Defeating enemies also nets you experience points which can be used to upgrade the effectiveness of each of these weapons, ranging from magic drain speed to overall attack power. It’s definitely a great way to encourage players to utilize everything in Belmont’s arsenal, and with the ease and accessibility of being able to just press one button to switch between weapons makes it easier and worthwhile to try everything during battle. It’s only a shame that many of the other weapons and tools you find along the way are basically throw-away because they are basically useless when it comes to your main weaponry, as the idea of upgrading everything you come across could have led to hours upon hours of replaying.
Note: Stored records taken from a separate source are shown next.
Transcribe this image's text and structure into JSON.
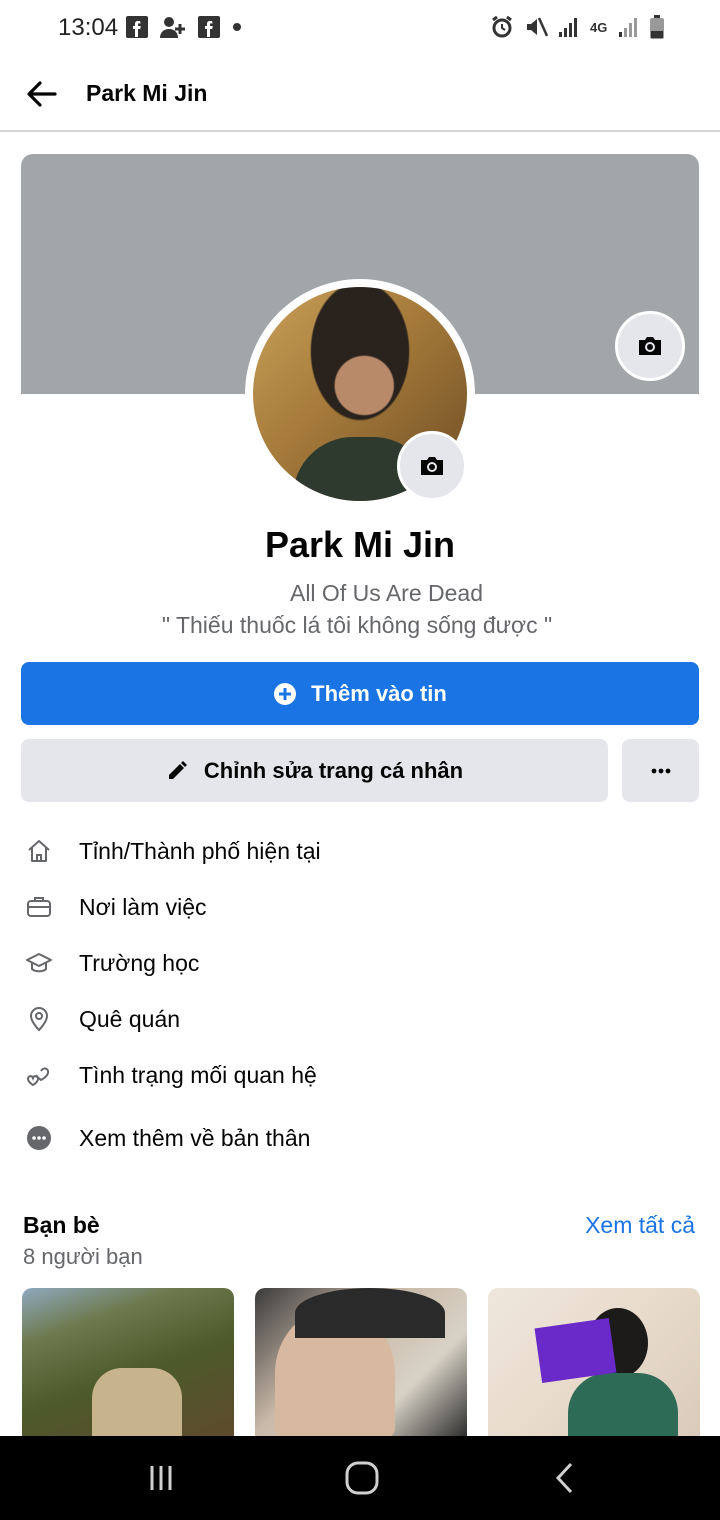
{
  "status_bar": {
    "time": "13:04",
    "network_label": "4G"
  },
  "header": {
    "title": "Park Mi Jin"
  },
  "profile": {
    "name": "Park Mi Jin",
    "subtitle": "All Of Us Are Dead",
    "quote": "\" Thiếu thuốc lá tôi không sống được \""
  },
  "actions": {
    "add_story_label": "Thêm vào tin",
    "edit_profile_label": "Chỉnh sửa trang cá nhân"
  },
  "details": [
    {
      "icon": "home-icon",
      "label": "Tỉnh/Thành phố hiện tại"
    },
    {
      "icon": "briefcase-icon",
      "label": "Nơi làm việc"
    },
    {
      "icon": "graduation-cap-icon",
      "label": "Trường học"
    },
    {
      "icon": "location-pin-icon",
      "label": "Quê quán"
    },
    {
      "icon": "hearts-icon",
      "label": "Tình trạng mối quan hệ"
    },
    {
      "icon": "more-dots-icon",
      "label": "Xem thêm về bản thân"
    }
  ],
  "friends": {
    "title": "Bạn bè",
    "see_all": "Xem tất cả",
    "count_text": "8 người bạn"
  },
  "colors": {
    "primary": "#1b74e4",
    "secondary_button": "#e4e6eb",
    "cover": "#a3a6a9",
    "muted_text": "#65676b"
  }
}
For such a diverse assortment of weapons and skills Belmont can use, it is a shame to see the enemies didn’t receive the same treatment. Unlike the bosses, who actually impressed with clever designs and unique ways to dispose of them, the basic enemies all looked the same and possessed no real skill to defeat. Many of them can be dispatched by simply slashing at them with your whip and mixing back and forth between the sword and claws as well. A “mini finisher” that can also be applied to weak enemies allows Belmont to bite at the neck of enemies and drain what remaining life they have left is cool, but ultimately becomes unnecessary when hordes of enemies arrive on screen at once. The move itself is time-wasting and provides no real significant boost in experience or power and just seems to be a flashy added bit of substance that ultimately does nothing.
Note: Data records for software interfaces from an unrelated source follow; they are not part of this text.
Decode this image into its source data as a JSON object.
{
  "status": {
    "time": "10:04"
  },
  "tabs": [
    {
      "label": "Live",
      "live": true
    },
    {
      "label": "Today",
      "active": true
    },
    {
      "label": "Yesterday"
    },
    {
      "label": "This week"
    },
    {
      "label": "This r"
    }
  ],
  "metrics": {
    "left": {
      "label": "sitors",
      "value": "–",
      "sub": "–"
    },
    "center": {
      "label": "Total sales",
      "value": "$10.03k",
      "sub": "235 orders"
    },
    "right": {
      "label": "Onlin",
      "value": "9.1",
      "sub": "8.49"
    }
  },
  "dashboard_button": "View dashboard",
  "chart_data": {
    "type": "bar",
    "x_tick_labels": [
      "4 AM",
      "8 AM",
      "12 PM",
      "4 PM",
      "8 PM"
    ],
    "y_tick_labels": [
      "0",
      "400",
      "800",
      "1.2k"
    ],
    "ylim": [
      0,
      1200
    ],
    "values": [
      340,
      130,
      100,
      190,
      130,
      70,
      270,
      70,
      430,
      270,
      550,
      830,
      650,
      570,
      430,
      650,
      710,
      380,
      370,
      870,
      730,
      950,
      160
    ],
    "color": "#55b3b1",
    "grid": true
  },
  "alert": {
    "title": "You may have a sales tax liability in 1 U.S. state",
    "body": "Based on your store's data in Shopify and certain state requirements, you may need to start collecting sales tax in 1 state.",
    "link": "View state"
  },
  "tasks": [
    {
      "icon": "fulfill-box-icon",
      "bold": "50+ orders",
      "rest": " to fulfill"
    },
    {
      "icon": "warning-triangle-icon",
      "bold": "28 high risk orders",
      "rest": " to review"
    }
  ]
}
When you aren’t battling enemies, Belmont is often traversing the gothic landscapes by climbing buildings or jumping over gaps, the usual activities any vampire performs on a typical Sunday afternoon. While these segments are noted for being a break away from the countless battles you will find yourself a part of, they are often clunky and unresponsive and allocate themselves more as being time wasters in-between main story sections. In fact, once the game forces you to do stealth missions, it becomes increasingly frustrating to even explore the locations because the game takes away all of your powers and weapons (for reasons I have still not understood despite playing the sections over and over again), and giving Belmont the inability to kill even the simplest of enemies that he otherwise has slaughtered on his way to this specific spot. It’s an incoherent game design that breaks the steady flow of combat into something that I expect many players found themselves quitting over.
What Makes It Worth My Time And Money?
It is hard to talk about Lords of Shadow 2 without bringing up God of War, because the parallels are far too similar. The basic core gameplay, the platform shimmying and even the large scope of boss battles all borrow heavily from Sony’s popular franchise too much to even suggest much effort went into creating an original title. Even with my unfamiliarity of the franchise and my lack of nostalgic moments, I still barely understood what was going on half the time even with the lengthy introduction I was given. The last quarter of the game was brilliantly executed in terms of level design and boss fights, but there were far too many problems in between to even recommend playing up to that point. The stealth sections alone will cause people to take a step back and examine the bizarre design choice and you will often find better battles and story from other games that execute them better.